09 May 2013 • Competition
Deutsche Börse Photography Prize 2013
The 17th Deutsche Börse Photography Prize exhibition returns this year with a resounding bang. Featuring a range of work by four finalists, the 2013 show is sharp, at times even acerbic in its critique of both current affairs and subjugated historical narratives. Mishka Henner, Chris Killip, Cristina de Middel and duo Broomberg & Chanarin offer us a range of perspectives that veer between the mischievous and the somber: we are treated to their take on issues ranging from sex workers in Central American and Mediterranean countries to a satirical, semi-fictional documentation of Zambia’s attempt to send the first Africans to the moon.
Henner’s series No Man’s Land is derived entirely from Google Street View – he tracks down the addresses of prostitutes as they are shared on website forums, and presents the images taken by Google of these unsuspecting women as they stand forlornly underneath highways and by the roadside.

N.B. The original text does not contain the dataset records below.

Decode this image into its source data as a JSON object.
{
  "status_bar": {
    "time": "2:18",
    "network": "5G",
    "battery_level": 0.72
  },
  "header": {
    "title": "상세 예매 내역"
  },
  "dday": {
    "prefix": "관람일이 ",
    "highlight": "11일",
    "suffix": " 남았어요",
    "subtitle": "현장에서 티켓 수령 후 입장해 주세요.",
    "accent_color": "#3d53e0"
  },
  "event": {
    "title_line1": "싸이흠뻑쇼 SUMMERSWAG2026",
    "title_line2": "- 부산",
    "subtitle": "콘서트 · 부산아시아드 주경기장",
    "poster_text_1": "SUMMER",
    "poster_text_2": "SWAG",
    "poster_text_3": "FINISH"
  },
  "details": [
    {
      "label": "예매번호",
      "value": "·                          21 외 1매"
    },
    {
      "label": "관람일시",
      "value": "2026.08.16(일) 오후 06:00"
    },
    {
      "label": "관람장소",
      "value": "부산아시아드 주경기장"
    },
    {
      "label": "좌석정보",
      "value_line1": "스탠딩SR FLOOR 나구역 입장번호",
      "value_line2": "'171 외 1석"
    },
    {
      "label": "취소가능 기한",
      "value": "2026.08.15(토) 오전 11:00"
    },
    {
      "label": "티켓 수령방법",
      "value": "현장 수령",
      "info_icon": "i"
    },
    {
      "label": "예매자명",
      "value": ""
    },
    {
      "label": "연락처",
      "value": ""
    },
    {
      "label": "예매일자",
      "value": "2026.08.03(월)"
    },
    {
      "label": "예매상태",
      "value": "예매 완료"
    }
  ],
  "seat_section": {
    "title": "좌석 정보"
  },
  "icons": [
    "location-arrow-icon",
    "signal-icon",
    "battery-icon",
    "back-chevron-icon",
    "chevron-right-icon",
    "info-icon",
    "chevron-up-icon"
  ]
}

What results is a troubling array of vignettes highlighting the pervasive and dehumanising dominion of Internet surveillance. On the other hand, Killip’s What Happened – Great Britain is gently lyrical in its documentation of the UK’s difficult transition from industrialisation to post-Fordism, showing us communities that were devastated but resilient.
Afronauts by Cristina de Middel mixes myth and reality, presenting her almost folkloric representations of Zambia’s space programme alongside technical sketches and fashion illustrations. Adam Broomberg and Oliver Chanarin come together to produce War Primer, a publication that superimposes photographs of the Bush administration’s “war on terror” on press images assembled by Bertolt Brecht during WWII. The inclusion of Brecht’s poetry lends the duo’s work a poignant sensitivity.
The winner of the £30,000 Prize will be announced on Monday 10 June. The exhibition runs until 30 June.
The Photographers’ Gallery, 16 – 18 Ramillies St, London W1F 7LW
All images courtesy of the artists and the gallery.